“I wish you could come, ” George said. He really did. Bill sometimes got bossy after awhile, but he always had the coolest ideas and he hardly ever hit. “It’s your boat, really. ”
“She, Bill said. ”You call boats sh-she. ”
“She, then. ”
“I wish I could come, too, ” Bill said glumly.
“Well . . . ” George shifted from one foot to the other, the boat in his hands.
“You put on your rain-stuff, ” Bill said, “or you’ll wind up with the fluh-hu like me. Probably catch it anyway, from my juh-germs. ”
“Thanks, Bill. It’s a neat boat. ” And he did something he hadn’t done for a long time, something Bill never forgot: he leaned over and kissed his brother’s cheek.

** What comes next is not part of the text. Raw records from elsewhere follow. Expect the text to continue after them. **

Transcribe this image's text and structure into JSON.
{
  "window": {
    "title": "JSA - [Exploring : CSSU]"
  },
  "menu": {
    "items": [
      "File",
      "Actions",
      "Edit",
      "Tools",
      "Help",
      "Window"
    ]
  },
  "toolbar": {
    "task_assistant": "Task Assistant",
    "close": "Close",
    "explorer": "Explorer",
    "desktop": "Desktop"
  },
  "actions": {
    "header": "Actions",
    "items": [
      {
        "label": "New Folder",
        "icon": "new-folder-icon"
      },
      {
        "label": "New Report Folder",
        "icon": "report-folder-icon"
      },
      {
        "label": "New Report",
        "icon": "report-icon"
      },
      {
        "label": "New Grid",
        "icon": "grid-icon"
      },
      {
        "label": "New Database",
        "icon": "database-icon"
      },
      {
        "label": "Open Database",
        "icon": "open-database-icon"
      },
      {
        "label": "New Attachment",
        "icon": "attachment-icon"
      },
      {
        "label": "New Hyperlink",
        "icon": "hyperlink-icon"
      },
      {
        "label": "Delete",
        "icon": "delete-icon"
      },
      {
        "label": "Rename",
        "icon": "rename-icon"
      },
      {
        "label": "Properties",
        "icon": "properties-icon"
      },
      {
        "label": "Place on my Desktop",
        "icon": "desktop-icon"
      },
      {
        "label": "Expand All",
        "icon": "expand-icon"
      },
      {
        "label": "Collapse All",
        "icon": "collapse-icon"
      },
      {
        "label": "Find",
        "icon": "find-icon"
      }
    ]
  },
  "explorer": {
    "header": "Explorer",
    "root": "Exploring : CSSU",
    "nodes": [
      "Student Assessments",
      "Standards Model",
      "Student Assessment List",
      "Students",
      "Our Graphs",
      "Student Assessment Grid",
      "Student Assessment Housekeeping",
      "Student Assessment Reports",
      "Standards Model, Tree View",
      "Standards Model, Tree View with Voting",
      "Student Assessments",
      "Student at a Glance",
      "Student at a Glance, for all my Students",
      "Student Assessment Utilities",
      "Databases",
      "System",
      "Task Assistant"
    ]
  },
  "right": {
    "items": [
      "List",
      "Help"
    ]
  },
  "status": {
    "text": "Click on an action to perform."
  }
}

“You’ll catch it for sure now, you a-hole, ” Bill said, but he seemed cheered up all the same. He smiled at George. “Put all this stuff back, too. Or Mom’ll have a b-bird. ”
“Sure. ” He gathered up the waterproofing equipment and crossed the room, the boat perched precariously on top of the paraffin box, which was sitting askew in the little bowl.
George turned back to look at his brother.
“Be c-careful. ”
“Sure. ” His brow creased a little. That was something your Mom said, not your big brother. It was as strange as him giving Bill a kiss. “Sure I will. ”
He went out. Bill never saw him again.